We have a new vision for ourselves. And I am certain that with the help of our new partners and partners, we will be able to achieve this vision.
We, as a team, have been working together on a project since 2008, but it was never finished. We started in 2009 and we still have more than 60% more work than we had at the time of the inception. This is not a matter of perfection, but of a process. We are all very involved and are taking it very seriously.
Voicemod.net – augmented voice and interactive audio
net – augmented voice and interactive audio | Software.
This online article is only available for reading via this website. An updated and revised version of the article appears here.
Vicom is one of the fastest growing companies in the world with the largest installed base on the Internet.

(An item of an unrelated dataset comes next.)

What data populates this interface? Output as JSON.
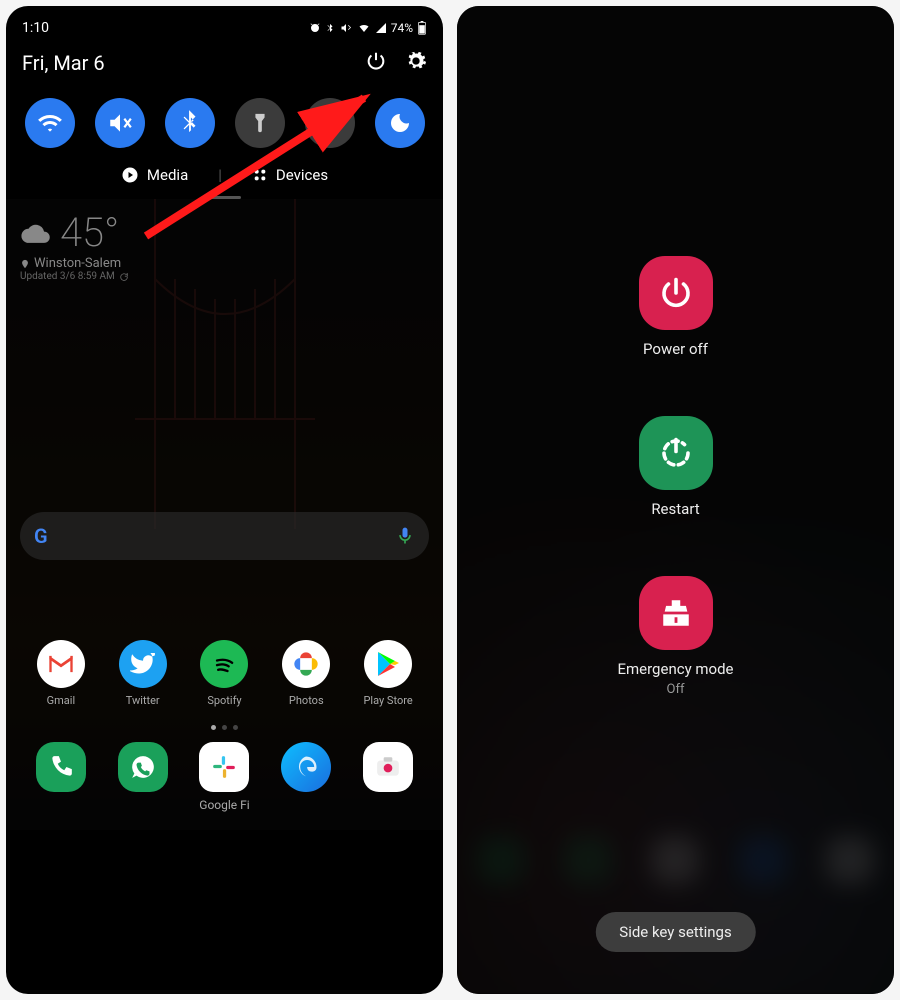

is the leading provider of voice and video communications solutions to the world’s leading companies, such as AT&T, Comcast, Cingular, Dial Global, Cox, Frontier, IAC/Interactive, Intel, MetroPCS, Newbury, Verizon, and more. These companies rely upon Vicom for a variety of telecommunications solutions, such as VoIP, call center, unified communications, and video chat.
Vicom offers its customers the option of a single user license (S. ) or the company’s version of Skype, SIP. We have no information on how Vicom or Skype are actually implemented on its network but based upon the content of this site and a recent blog post by Vicom, we can assume it is implemented using VoIP in conjunction with SIP. This makes a lot of sense since the SIP server is a high-end server that performs very sophisticated tasks in its role as a server that performs VoIP connections. Since some of the SIP servers are housed in the same server room as some of the VoIP servers, the VoIP servers are also “hosting” these SIP servers instead of the SIP servers hosting the VoIP servers. We will assume that this is in the main, large server room where all of the VoIP servers are located but if it is on a smaller server room, you could imagine that the VoIP servers are distributed on racks as well as servers that are just connected to the Internet or in the data rooms.

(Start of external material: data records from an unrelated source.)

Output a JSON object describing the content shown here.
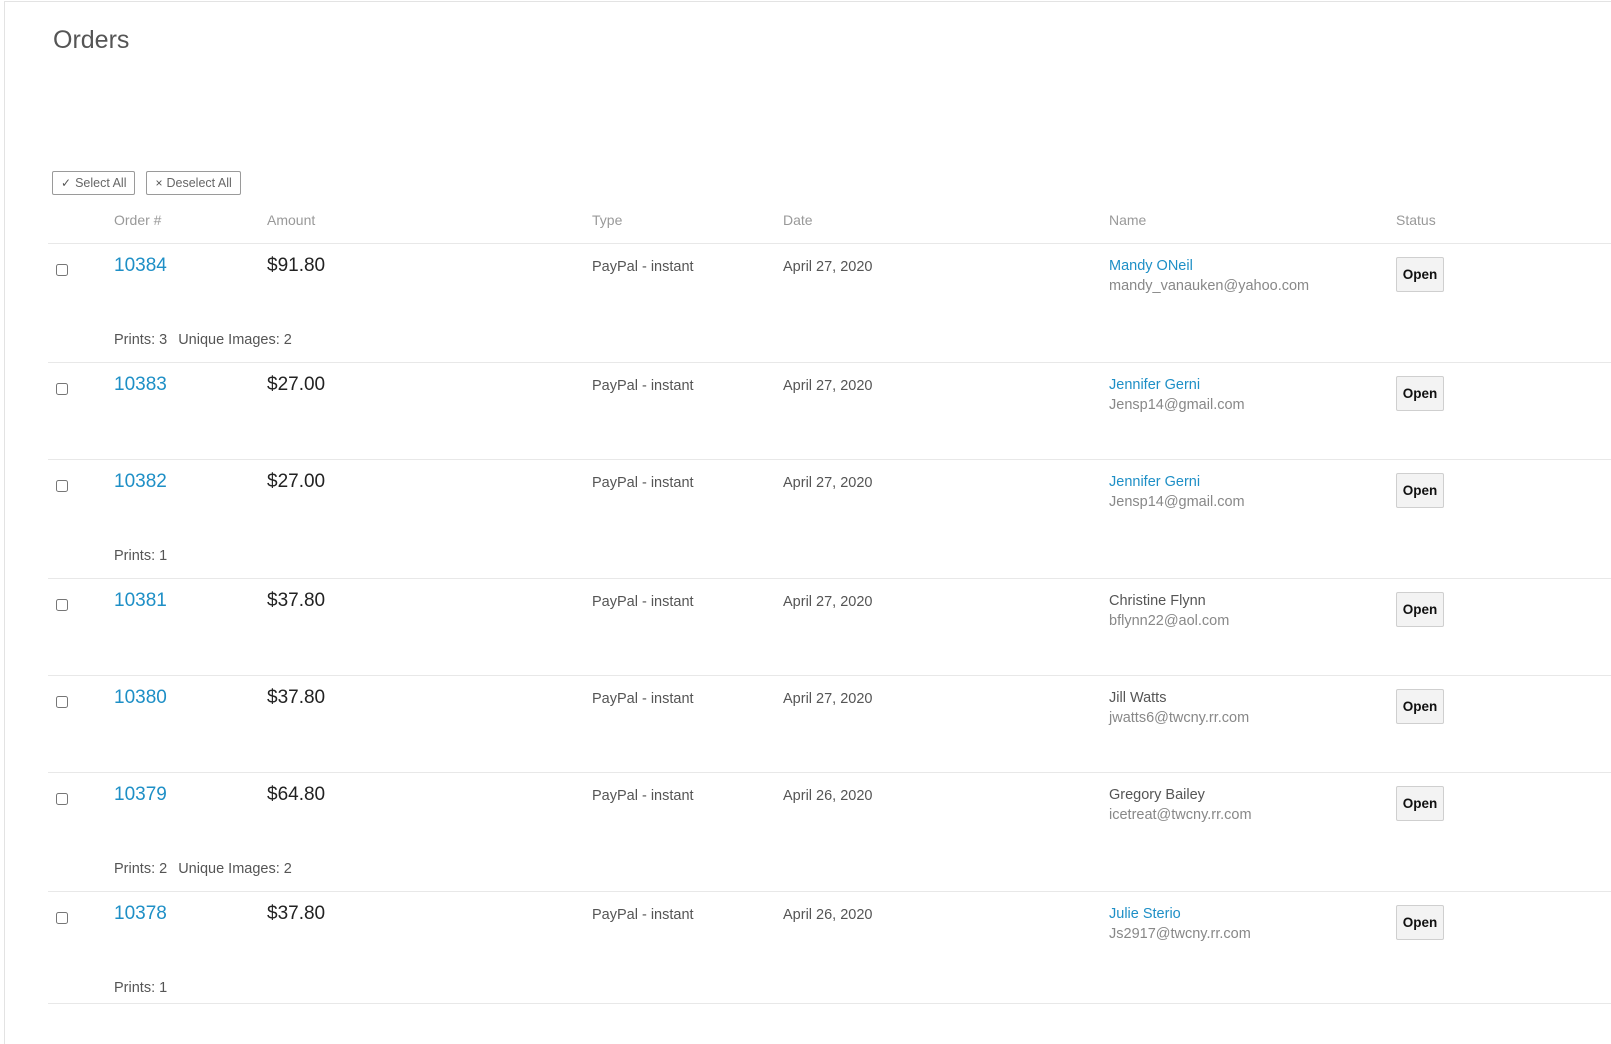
{
  "page": {
    "title": "Orders"
  },
  "toolbar": {
    "select_all": {
      "icon": "check-icon",
      "glyph": "✓",
      "label": "Select All"
    },
    "deselect_all": {
      "icon": "x-icon",
      "glyph": "×",
      "label": "Deselect All"
    }
  },
  "columns": {
    "order": "Order #",
    "amount": "Amount",
    "type": "Type",
    "date": "Date",
    "name": "Name",
    "status": "Status"
  },
  "orders": [
    {
      "number": "10384",
      "amount": "$91.80",
      "type": "PayPal - instant",
      "date": "April 27, 2020",
      "name": "Mandy ONeil",
      "name_linked": true,
      "email": "mandy_vanauken@yahoo.com",
      "status": "Open",
      "prints": "Prints: 3",
      "unique_images": "Unique Images: 2"
    },
    {
      "number": "10383",
      "amount": "$27.00",
      "type": "PayPal - instant",
      "date": "April 27, 2020",
      "name": "Jennifer Gerni",
      "name_linked": true,
      "email": "Jensp14@gmail.com",
      "status": "Open",
      "prints": "",
      "unique_images": ""
    },
    {
      "number": "10382",
      "amount": "$27.00",
      "type": "PayPal - instant",
      "date": "April 27, 2020",
      "name": "Jennifer Gerni",
      "name_linked": true,
      "email": "Jensp14@gmail.com",
      "status": "Open",
      "prints": "Prints: 1",
      "unique_images": ""
    },
    {
      "number": "10381",
      "amount": "$37.80",
      "type": "PayPal - instant",
      "date": "April 27, 2020",
      "name": "Christine Flynn",
      "name_linked": false,
      "email": "bflynn22@aol.com",
      "status": "Open",
      "prints": "",
      "unique_images": ""
    },
    {
      "number": "10380",
      "amount": "$37.80",
      "type": "PayPal - instant",
      "date": "April 27, 2020",
      "name": "Jill Watts",
      "name_linked": false,
      "email": "jwatts6@twcny.rr.com",
      "status": "Open",
      "prints": "",
      "unique_images": ""
    },
    {
      "number": "10379",
      "amount": "$64.80",
      "type": "PayPal - instant",
      "date": "April 26, 2020",
      "name": "Gregory Bailey",
      "name_linked": false,
      "email": "icetreat@twcny.rr.com",
      "status": "Open",
      "prints": "Prints: 2",
      "unique_images": "Unique Images: 2"
    },
    {
      "number": "10378",
      "amount": "$37.80",
      "type": "PayPal - instant",
      "date": "April 26, 2020",
      "name": "Julie Sterio",
      "name_linked": true,
      "email": "Js2917@twcny.rr.com",
      "status": "Open",
      "prints": "Prints: 1",
      "unique_images": ""
    }
  ]
}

The International Joint Conference on Artificial Intelligence, or JJCAI, has just concluded! As I write this in my hotel room at the Hyatt Regency in D. , I can’t stop thinking about the conference’s most intriguing aspect: the machine translations.
I’ve had the privilege of speaking at the conference three times: once to present the first release candidate of the software that has already been used for the event, once as a speaker to discuss a parallel future-based system, and once as a presenter to discuss the latest results of artificial intelligence research.
But I’m not here to focus on that. Instead I’d like to tell you about the new program that is now being run at the JJCAI conference to see if it’s worth the trouble.
The machine translation program that I’m about to introduce you to is a system that involves humans (which is an unusual setup for AI research). That’s not to say that the program isn’t “bad”–on some level, it sure has to be–but it’s not particularly hard to understand and to explain.
I’ll take you through the steps that it takes to translate a sentence to the English (US) pronunciation of the German (DE) word “suche”–which can be translated into “breakfast” (DE), if you know it.
Step 1: Read the sentence.
Step 2: Decide what to say.
Step 3: Translate the sentence to the speech recognition system’s language.
Tips of the Day in Software
Are your systems optimized for modern security threats? Are your security measures up to date? Is your IT team knowledgeable in the latest security technology? We have tried to compile answers to the most common questions we receive via twitter or on our contact us page.
This article is based on questions posted by users of our forums and our mailing list.
I’m going to answer both. I want users to learn and avoid this type of question…and I want to ensure that I am providing accurate information. I’m going to answer this question in two parts. This first part contains the answer to the question, and the second part contains the questions I answered to the best they can be.
The answer to this question is fairly straightforward: if you do not receive an alert saying something is wrong, then you’re not using the software.